**Work instruction**
Each entry below must be written out exactly, with pictures left out.

**Data records**
%%
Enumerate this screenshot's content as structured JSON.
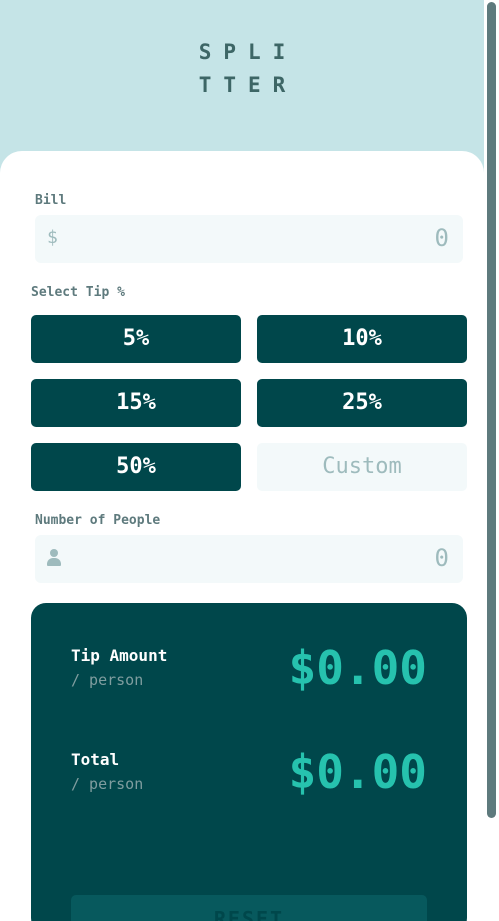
{
  "logo": {
    "line1": "SPLI",
    "line2": "TTER"
  },
  "bill": {
    "label": "Bill",
    "prefix": "$",
    "value": "0"
  },
  "tip": {
    "label": "Select Tip %",
    "options": [
      "5%",
      "10%",
      "15%",
      "25%",
      "50%"
    ],
    "custom_placeholder": "Custom"
  },
  "people": {
    "label": "Number of People",
    "value": "0"
  },
  "results": {
    "tip_amount_label": "Tip Amount",
    "tip_amount_sub": "/ person",
    "tip_amount_value": "$0.00",
    "total_label": "Total",
    "total_sub": "/ person",
    "total_value": "$0.00",
    "reset_label": "RESET"
  },
  "colors": {
    "background": "#c5e4e7",
    "dark_cyan": "#00474b",
    "strong_cyan": "#26c2ae",
    "input_bg": "#f3f9fa"
  }
}
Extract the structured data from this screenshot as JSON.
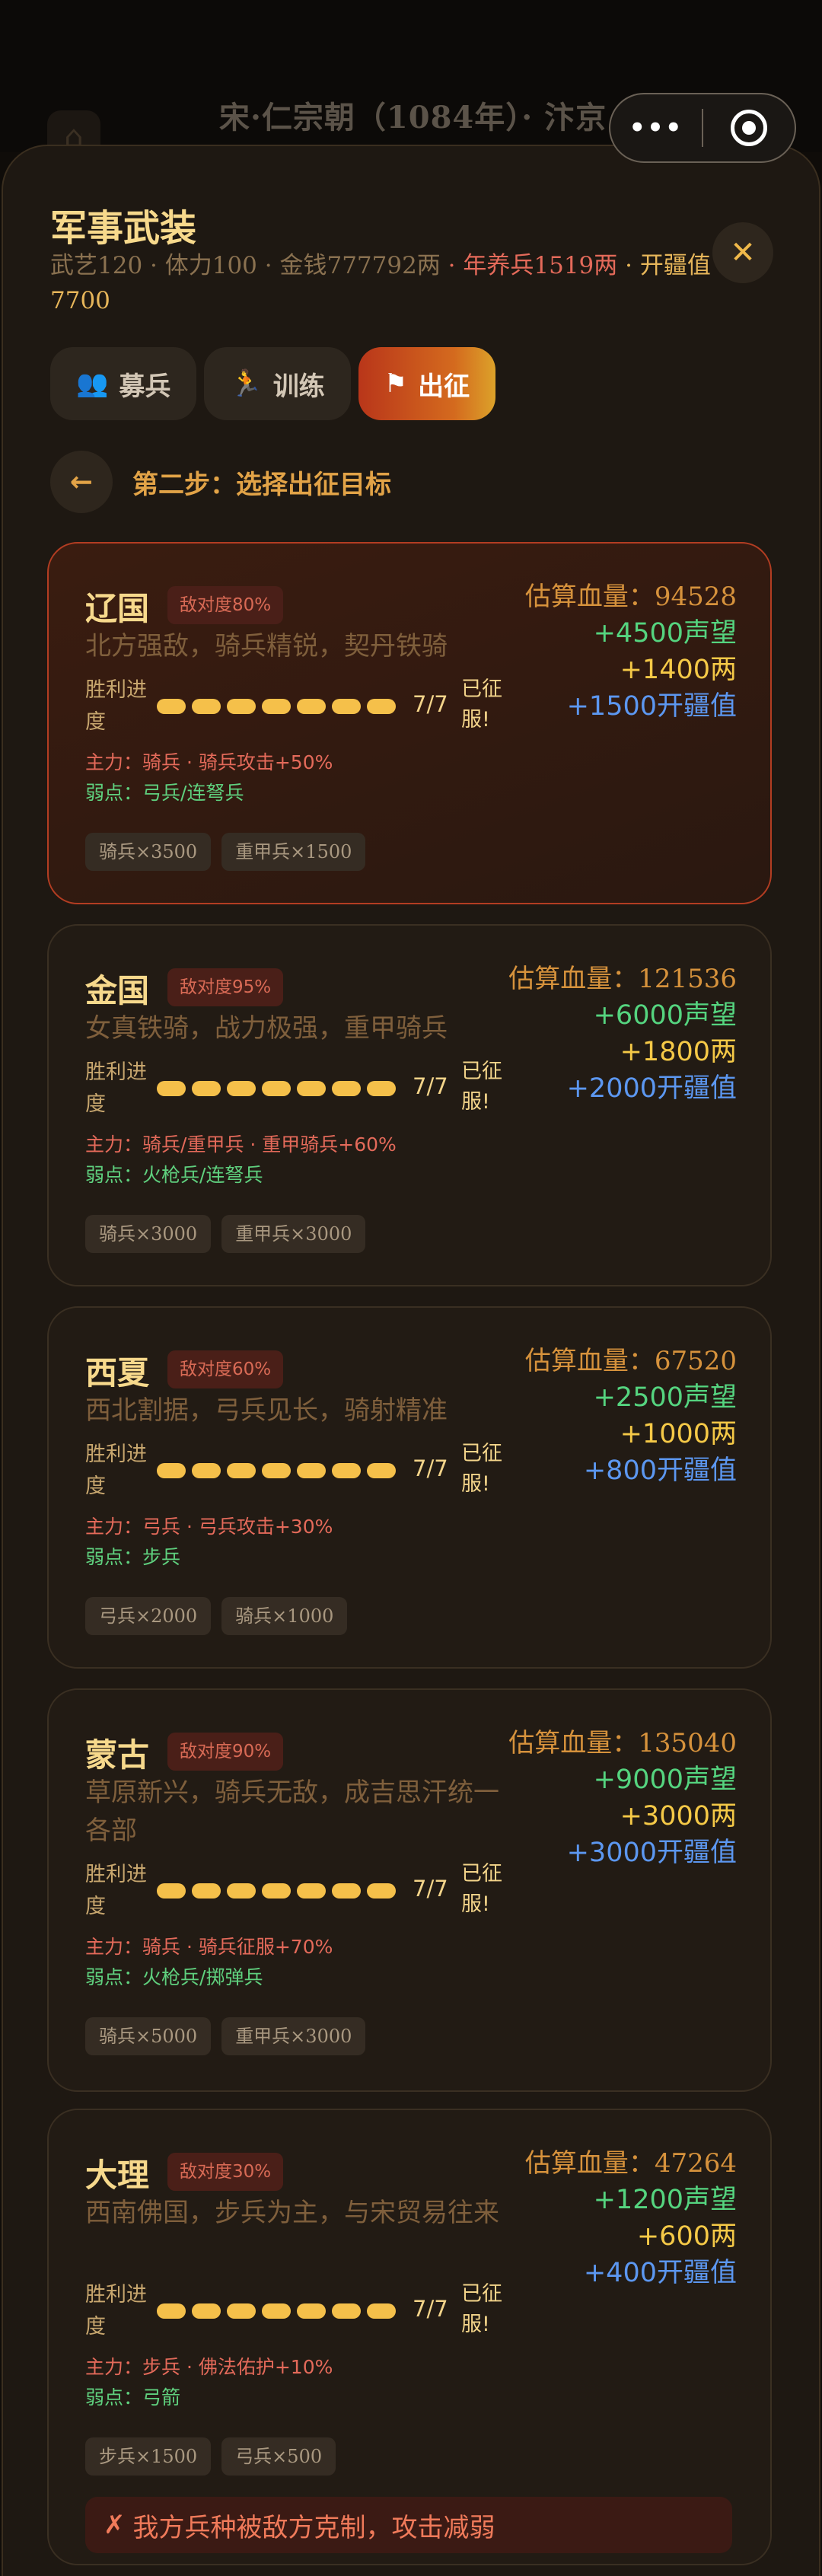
{
  "topbar": {
    "title": "宋·仁宗朝（1084年）· 汴京",
    "more_icon": "•••"
  },
  "sheet": {
    "title": "军事武装",
    "stats": {
      "martial": "武艺120",
      "stamina": "体力100",
      "money": "金钱777792两",
      "upkeep": "年养兵1519两",
      "territory": "开疆值7700",
      "sep": " · "
    },
    "close_icon": "✕"
  },
  "tabs": [
    {
      "label": "募兵",
      "icon": "users-icon",
      "glyph": "👥",
      "active": false
    },
    {
      "label": "训练",
      "icon": "running-icon",
      "glyph": "🏃",
      "active": false
    },
    {
      "label": "出征",
      "icon": "flag-icon",
      "glyph": "⚑",
      "active": true
    }
  ],
  "step": {
    "back_icon": "←",
    "text": "第二步：选择出征目标"
  },
  "labels": {
    "est_prefix": "估算血量：",
    "progress": "胜利进度",
    "conquered": "已征服!",
    "main_prefix": "主力：",
    "weak_prefix": "弱点："
  },
  "targets": [
    {
      "name": "辽国",
      "hostility": "敌对度80%",
      "desc": "北方强敌，骑兵精锐，契丹铁骑",
      "hp": "94528",
      "reputation": "+4500声望",
      "gold": "+1400两",
      "territory": "+1500开疆值",
      "progress": "7/7",
      "progress_filled": 7,
      "progress_total": 7,
      "main": "骑兵 · 骑兵攻击+50%",
      "weak": "弓兵/连弩兵",
      "troops": [
        "骑兵×3500",
        "重甲兵×1500"
      ],
      "selected": true
    },
    {
      "name": "金国",
      "hostility": "敌对度95%",
      "desc": "女真铁骑，战力极强，重甲骑兵",
      "hp": "121536",
      "reputation": "+6000声望",
      "gold": "+1800两",
      "territory": "+2000开疆值",
      "progress": "7/7",
      "progress_filled": 7,
      "progress_total": 7,
      "main": "骑兵/重甲兵 · 重甲骑兵+60%",
      "weak": "火枪兵/连弩兵",
      "troops": [
        "骑兵×3000",
        "重甲兵×3000"
      ],
      "selected": false
    },
    {
      "name": "西夏",
      "hostility": "敌对度60%",
      "desc": "西北割据，弓兵见长，骑射精准",
      "hp": "67520",
      "reputation": "+2500声望",
      "gold": "+1000两",
      "territory": "+800开疆值",
      "progress": "7/7",
      "progress_filled": 7,
      "progress_total": 7,
      "main": "弓兵 · 弓兵攻击+30%",
      "weak": "步兵",
      "troops": [
        "弓兵×2000",
        "骑兵×1000"
      ],
      "selected": false
    },
    {
      "name": "蒙古",
      "hostility": "敌对度90%",
      "desc": "草原新兴，骑兵无敌，成吉思汗统一各部",
      "hp": "135040",
      "reputation": "+9000声望",
      "gold": "+3000两",
      "territory": "+3000开疆值",
      "progress": "7/7",
      "progress_filled": 7,
      "progress_total": 7,
      "main": "骑兵 · 骑兵征服+70%",
      "weak": "火枪兵/掷弹兵",
      "troops": [
        "骑兵×5000",
        "重甲兵×3000"
      ],
      "selected": false
    },
    {
      "name": "大理",
      "hostility": "敌对度30%",
      "desc": "西南佛国，步兵为主，与宋贸易往来",
      "hp": "47264",
      "reputation": "+1200声望",
      "gold": "+600两",
      "territory": "+400开疆值",
      "progress": "7/7",
      "progress_filled": 7,
      "progress_total": 7,
      "main": "步兵 · 佛法佑护+10%",
      "weak": "弓箭",
      "troops": [
        "步兵×1500",
        "弓兵×500"
      ],
      "selected": false
    }
  ],
  "warning": {
    "icon": "✗",
    "text": "我方兵种被敌方克制，攻击减弱"
  },
  "colors": {
    "accent": "#e2a347",
    "danger": "#e46a5a",
    "reputation": "#55d47f",
    "gold": "#f5c947",
    "territory": "#5c97f0"
  }
}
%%
**Answer box**
Enumerate this screenshot's content as structured JSON.
{
  "logo": {
    "line1": "SPLI",
    "line2": "TTER"
  },
  "bill": {
    "label": "Bill",
    "prefix": "$",
    "value": "0"
  },
  "tip": {
    "label": "Select Tip %",
    "options": [
      "5%",
      "10%",
      "15%",
      "25%",
      "50%"
    ],
    "custom_placeholder": "Custom"
  },
  "people": {
    "label": "Number of People",
    "value": "0"
  },
  "results": {
    "tip_amount_label": "Tip Amount",
    "tip_amount_sub": "/ person",
    "tip_amount_value": "$0.00",
    "total_label": "Total",
    "total_sub": "/ person",
    "total_value": "$0.00",
    "reset_label": "RESET"
  },
  "colors": {
    "background": "#c5e4e7",
    "dark_cyan": "#00474b",
    "strong_cyan": "#26c2ae",
    "input_bg": "#f3f9fa"
  }
}
Extract the structured data from this screenshot as JSON.
{
  "topbar": {
    "title": "宋·仁宗朝（1084年）· 汴京",
    "more_icon": "•••"
  },
  "sheet": {
    "title": "军事武装",
    "stats": {
      "martial": "武艺120",
      "stamina": "体力100",
      "money": "金钱777792两",
      "upkeep": "年养兵1519两",
      "territory": "开疆值7700",
      "sep": " · "
    },
    "close_icon": "✕"
  },
  "tabs": [
    {
      "label": "募兵",
      "icon": "users-icon",
      "glyph": "👥",
      "active": false
    },
    {
      "label": "训练",
      "icon": "running-icon",
      "glyph": "🏃",
      "active": false
    },
    {
      "label": "出征",
      "icon": "flag-icon",
      "glyph": "⚑",
      "active": true
    }
  ],
  "step": {
    "back_icon": "←",
    "text": "第二步：选择出征目标"
  },
  "labels": {
    "est_prefix": "估算血量：",
    "progress": "胜利进度",
    "conquered": "已征服!",
    "main_prefix": "主力：",
    "weak_prefix": "弱点："
  },
  "targets": [
    {
      "name": "辽国",
      "hostility": "敌对度80%",
      "desc": "北方强敌，骑兵精锐，契丹铁骑",
      "hp": "94528",
      "reputation": "+4500声望",
      "gold": "+1400两",
      "territory": "+1500开疆值",
      "progress": "7/7",
      "progress_filled": 7,
      "progress_total": 7,
      "main": "骑兵 · 骑兵攻击+50%",
      "weak": "弓兵/连弩兵",
      "troops": [
        "骑兵×3500",
        "重甲兵×1500"
      ],
      "selected": true
    },
    {
      "name": "金国",
      "hostility": "敌对度95%",
      "desc": "女真铁骑，战力极强，重甲骑兵",
      "hp": "121536",
      "reputation": "+6000声望",
      "gold": "+1800两",
      "territory": "+2000开疆值",
      "progress": "7/7",
      "progress_filled": 7,
      "progress_total": 7,
      "main": "骑兵/重甲兵 · 重甲骑兵+60%",
      "weak": "火枪兵/连弩兵",
      "troops": [
        "骑兵×3000",
        "重甲兵×3000"
      ],
      "selected": false
    },
    {
      "name": "西夏",
      "hostility": "敌对度60%",
      "desc": "西北割据，弓兵见长，骑射精准",
      "hp": "67520",
      "reputation": "+2500声望",
      "gold": "+1000两",
      "territory": "+800开疆值",
      "progress": "7/7",
      "progress_filled": 7,
      "progress_total": 7,
      "main": "弓兵 · 弓兵攻击+30%",
      "weak": "步兵",
      "troops": [
        "弓兵×2000",
        "骑兵×1000"
      ],
      "selected": false
    },
    {
      "name": "蒙古",
      "hostility": "敌对度90%",
      "desc": "草原新兴，骑兵无敌，成吉思汗统一各部",
      "hp": "135040",
      "reputation": "+9000声望",
      "gold": "+3000两",
      "territory": "+3000开疆值",
      "progress": "7/7",
      "progress_filled": 7,
      "progress_total": 7,
      "main": "骑兵 · 骑兵征服+70%",
      "weak": "火枪兵/掷弹兵",
      "troops": [
        "骑兵×5000",
        "重甲兵×3000"
      ],
      "selected": false
    },
    {
      "name": "大理",
      "hostility": "敌对度30%",
      "desc": "西南佛国，步兵为主，与宋贸易往来",
      "hp": "47264",
      "reputation": "+1200声望",
      "gold": "+600两",
      "territory": "+400开疆值",
      "progress": "7/7",
      "progress_filled": 7,
      "progress_total": 7,
      "main": "步兵 · 佛法佑护+10%",
      "weak": "弓箭",
      "troops": [
        "步兵×1500",
        "弓兵×500"
      ],
      "selected": false
    }
  ],
  "warning": {
    "icon": "✗",
    "text": "我方兵种被敌方克制，攻击减弱"
  },
  "colors": {
    "accent": "#e2a347",
    "danger": "#e46a5a",
    "reputation": "#55d47f",
    "gold": "#f5c947",
    "territory": "#5c97f0"
  }
}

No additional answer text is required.